“They are literally embodying all of commencement. They are the procession, the host, the culmination of all these different roles that in a physical way would have been parsed out,” Seekao says. “This class has had to see the silver linings in things, and that theme really struck a chord and became such a symbolic way to represent the resiliency and hope of this class.”

A black and white photo of Duke Ellington in cap and gown.

Duke Ellington, CCA’s 1966 Honorary Doctorate recipient, signs an autograph for a graduating student. Photo by Charles H. Hayes.

The Honorary Doctorate address

CCA has awarded more than 100 Honorary Doctorate Fine Arts degrees since 1954. The nomination process, now led by the Board of Trustees Academic Committee, is a community-wide endeavor and represents the collective ideals of students, faculty, staff, trustees, and alumni.

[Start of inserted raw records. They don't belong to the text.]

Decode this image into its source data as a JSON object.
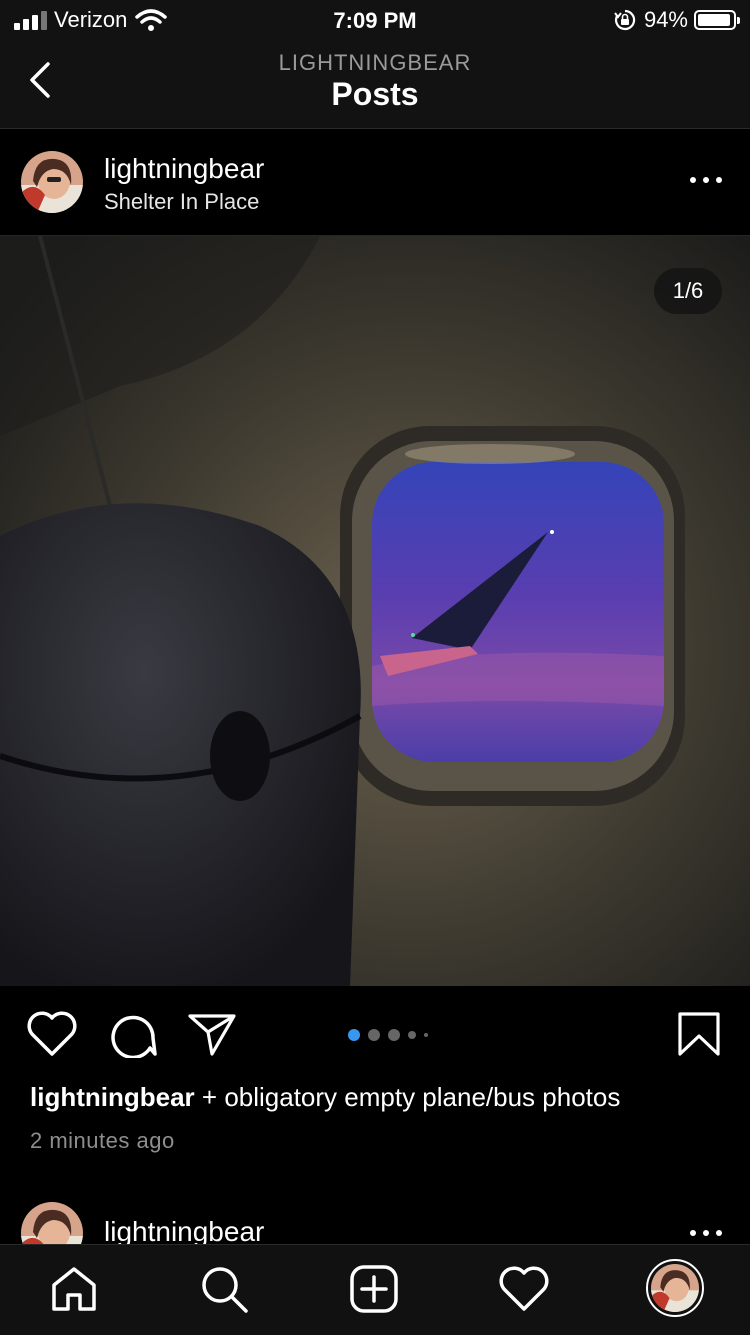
{
  "status_bar": {
    "carrier": "Verizon",
    "time": "7:09 PM",
    "battery_percent": "94%",
    "battery_level": 0.94,
    "icons": [
      "signal-icon",
      "wifi-icon",
      "orientation-lock-icon",
      "battery-icon"
    ]
  },
  "nav": {
    "subtitle": "LIGHTNINGBEAR",
    "title": "Posts"
  },
  "post": {
    "username": "lightningbear",
    "location": "Shelter In Place",
    "image_counter": "1/6",
    "carousel_total": 6,
    "carousel_current": 1,
    "caption_user": "lightningbear",
    "caption_text": "+ obligatory empty plane/bus photos",
    "time_ago": "2 minutes ago",
    "accent_color": "#3897f0"
  },
  "next_post": {
    "username": "lightningbear"
  },
  "tab_bar": {
    "items": [
      "home-icon",
      "search-icon",
      "create-post-icon",
      "activity-heart-icon",
      "profile-avatar"
    ]
  }
}
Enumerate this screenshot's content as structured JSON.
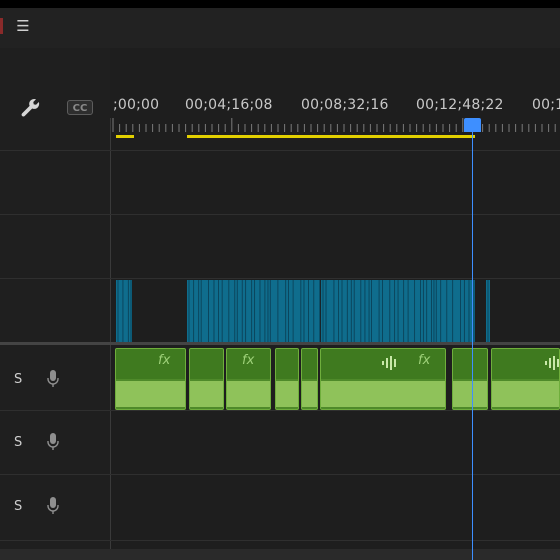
{
  "panel": {
    "menu_icon": "hamburger-menu-icon"
  },
  "toolbar": {
    "wrench_icon": "wrench-icon",
    "cc_label": "CC"
  },
  "timecodes": [
    ";00;00",
    "00;04;16;08",
    "00;08;32;16",
    "00;12;48;22",
    "00;1"
  ],
  "audio_tracks": [
    {
      "solo": "S",
      "mic_icon": "microphone-icon"
    },
    {
      "solo": "S",
      "mic_icon": "microphone-icon"
    },
    {
      "solo": "S",
      "mic_icon": "microphone-icon"
    }
  ],
  "clips": {
    "fx_label": "fx"
  },
  "colors": {
    "playhead": "#3e8fff",
    "video_clip": "#0f6d8d",
    "audio_clip": "#4f8a2a",
    "work_area": "#e2d000"
  }
}
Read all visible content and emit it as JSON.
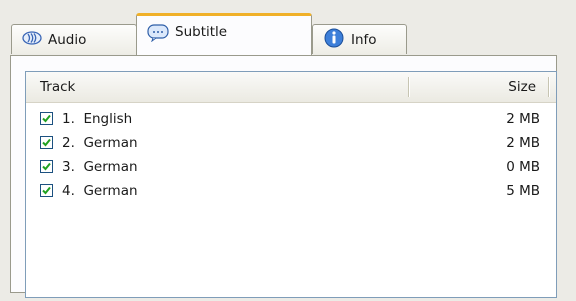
{
  "tabs": [
    {
      "label": "Audio",
      "icon": "speaker-icon",
      "selected": false
    },
    {
      "label": "Subtitle",
      "icon": "speech-bubble-icon",
      "selected": true
    },
    {
      "label": "Info",
      "icon": "info-icon",
      "selected": false
    }
  ],
  "list": {
    "columns": [
      "Track",
      "Size"
    ],
    "rows": [
      {
        "checked": true,
        "track": "1.  English",
        "size": "2 MB"
      },
      {
        "checked": true,
        "track": "2.  German",
        "size": "2 MB"
      },
      {
        "checked": true,
        "track": "3.  German",
        "size": "0 MB"
      },
      {
        "checked": true,
        "track": "4.  German",
        "size": "5 MB"
      }
    ]
  },
  "colors": {
    "checkmark": "#21a121",
    "selected_tab_accent": "#f0b028",
    "list_border": "#7f9db9"
  }
}
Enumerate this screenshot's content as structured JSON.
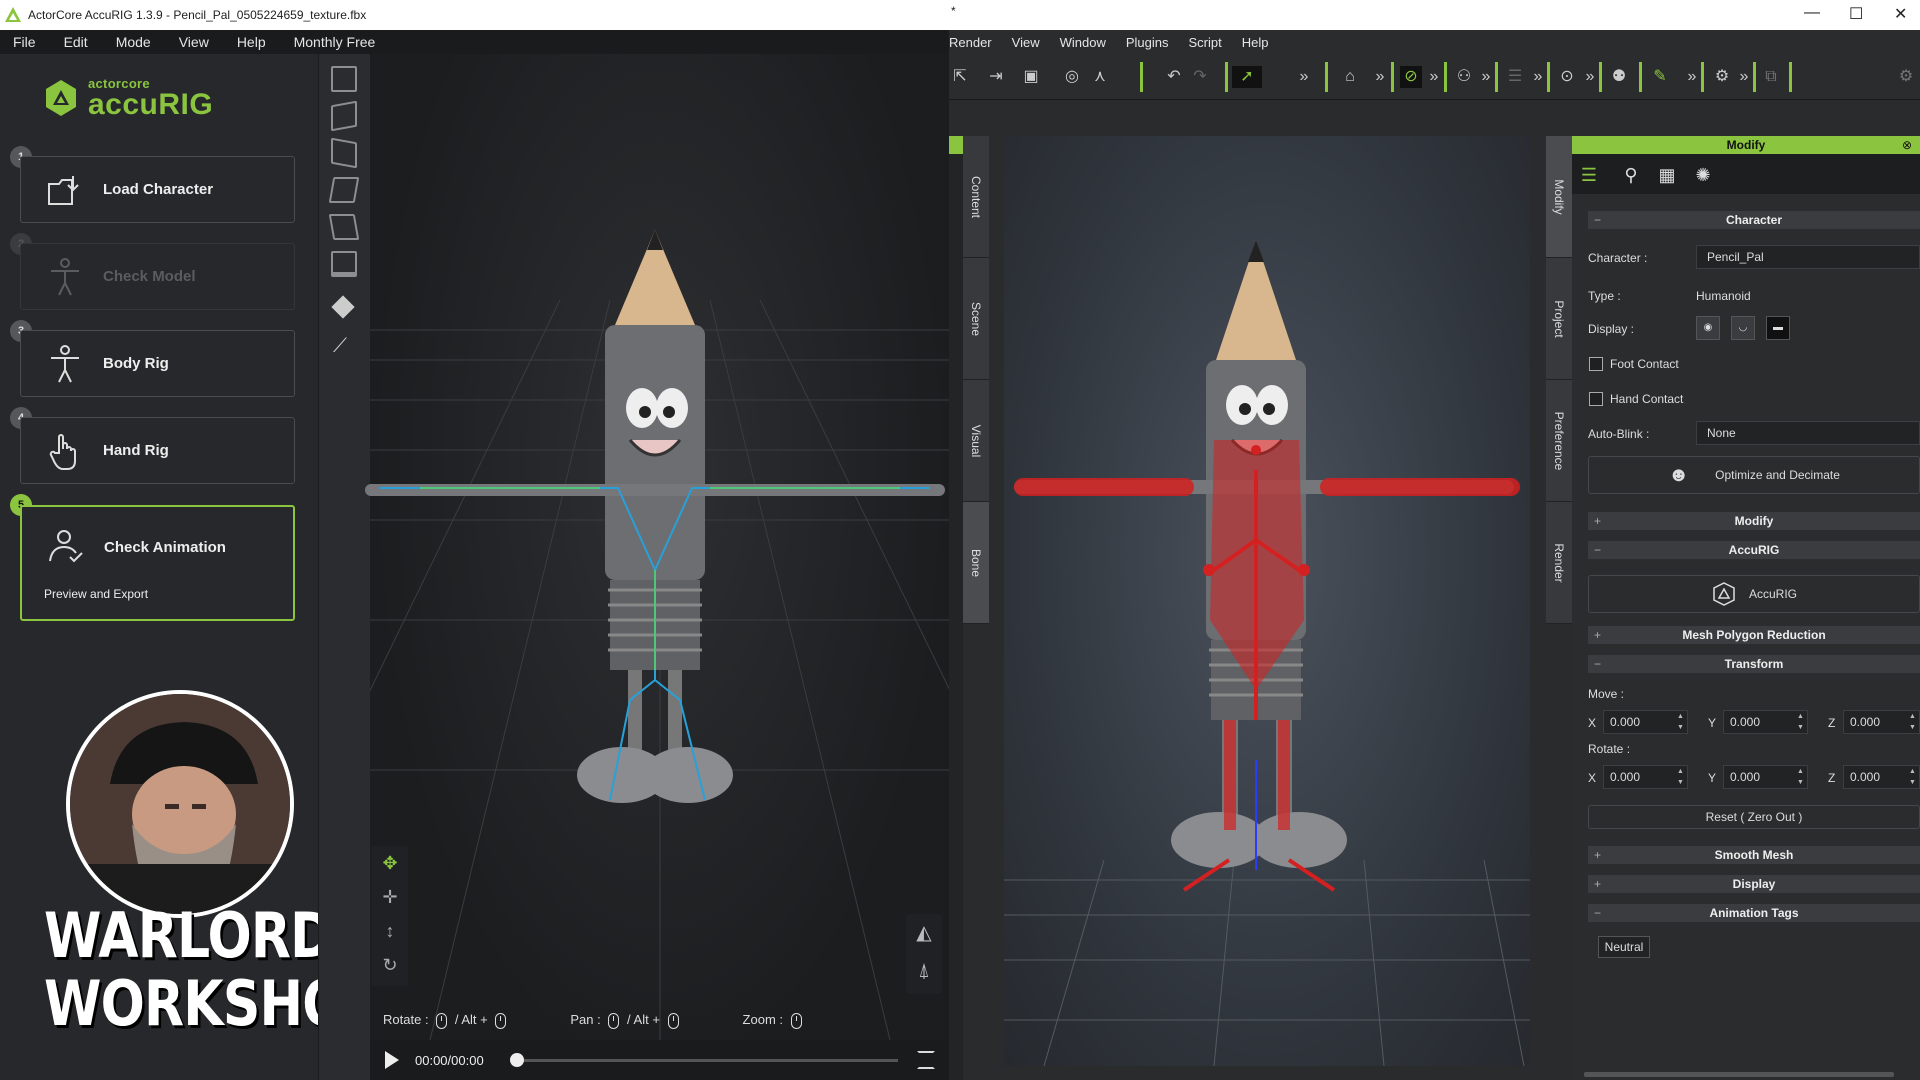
{
  "left_app": {
    "title": "ActorCore AccuRIG 1.3.9 - Pencil_Pal_0505224659_texture.fbx",
    "menu": [
      "File",
      "Edit",
      "Mode",
      "View",
      "Help",
      "Monthly Free"
    ],
    "brand": {
      "small": "actorcore",
      "big": "accuRIG"
    },
    "steps": [
      {
        "num": "1",
        "label": "Load Character",
        "icon": "load-character-icon",
        "state": "normal"
      },
      {
        "num": "2",
        "label": "Check Model",
        "icon": "check-model-icon",
        "state": "disabled"
      },
      {
        "num": "3",
        "label": "Body Rig",
        "icon": "body-rig-icon",
        "state": "normal"
      },
      {
        "num": "4",
        "label": "Hand Rig",
        "icon": "hand-rig-icon",
        "state": "normal"
      },
      {
        "num": "5",
        "label": "Check Animation",
        "sub": "Preview and Export",
        "icon": "check-animation-icon",
        "state": "active"
      }
    ],
    "overlay_text_line1": "WARLORD’S",
    "overlay_text_line2": "WORKSHOP",
    "hint": {
      "rotate": "Rotate",
      "pan": "Pan",
      "zoom": "Zoom",
      "alt": "Alt",
      "sep": "/",
      "plus": "+",
      "colon": ":"
    },
    "time": "00:00/00:00"
  },
  "right_app": {
    "title_fragment": "*",
    "menu": [
      "Render",
      "View",
      "Window",
      "Plugins",
      "Script",
      "Help"
    ],
    "left_tabs": [
      "Content",
      "Scene",
      "Visual",
      "Bone"
    ],
    "right_tabs": [
      "Modify",
      "Project",
      "Preference",
      "Render"
    ],
    "panel": {
      "header": "Modify",
      "sections": {
        "character": "Character",
        "modify": "Modify",
        "accurig": "AccuRIG",
        "mesh": "Mesh Polygon Reduction",
        "transform": "Transform",
        "smooth": "Smooth Mesh",
        "display": "Display",
        "tags": "Animation Tags"
      },
      "character_label": "Character :",
      "character_value": "Pencil_Pal",
      "type_label": "Type :",
      "type_value": "Humanoid",
      "display_label": "Display :",
      "foot_contact": "Foot Contact",
      "hand_contact": "Hand Contact",
      "autoblink_label": "Auto-Blink :",
      "autoblink_value": "None",
      "optimize_btn": "Optimize and Decimate",
      "accurig_btn": "AccuRIG",
      "move_label": "Move :",
      "rotate_label": "Rotate :",
      "axis": {
        "x": "X",
        "y": "Y",
        "z": "Z"
      },
      "move": {
        "x": "0.000",
        "y": "0.000",
        "z": "0.000"
      },
      "rotate": {
        "x": "0.000",
        "y": "0.000",
        "z": "0.000"
      },
      "reset_btn": "Reset ( Zero Out )",
      "tag": "Neutral"
    }
  },
  "colors": {
    "accent": "#8bc53f",
    "rig_red": "#d42020"
  }
}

The recognition is bestowed upon creators who represent CCA’s tradition of rigorous theory and radical practice, using their work to make a difference in the world, no matter their discipline. Past recipients have included musicians (Duke Ellington, 1966); writers (Toni Morrison, 1996); photographers (Imogen Cunningham, 1968); sculptors (Ruth Asawa, 1974); interdisciplinary artists (Louise Bourgeois, 1988); contemporary artists (Kara Walker 2009); architects (Lawrence Halprin, 1998); art critics (Holland Cotter, 2014); designers (Bill Moggridge, 2010); painters (Claes Oldenburg, 1996); and even one groundbreaking culinary artist and activist (Alice Waters, 2010).

Honorary Doctorate recipients join the commencement ceremony processional and deliver a speech with advice for young artists based on their own prolific—and sometimes controversial—experiences.

We’ll leave you with the following excerpt from the 1995 Honorary Doctorate address by CCA alum and filmmaker Wayne Wang (The Joy Luck Club, Smoke):

“I really don’t understand anything and I really don’t know anything.

I don’t understand why there’s still a war going on in Bosnia. I don’t understand why there’s this disease going on in Zaire and people can’t even touch each other anymore. I don’t understand why there’s AIDS. I don’t understand why there’s race wars. I don’t understand why I’m fighting with my parents every day over little things.

I don’t even understand why I still live and breathe sometimes. I don’t understand why my heart works. There’s so much I want to know and learn about but I don’t seem to have enough time; sometimes I get lazy.

So I guess the only thing I can tell you is ... keep learning and keep trying to know as much as you can. You’re going to need every little bit of it.”

— Wayne Wang, Honorary Doctorate 1995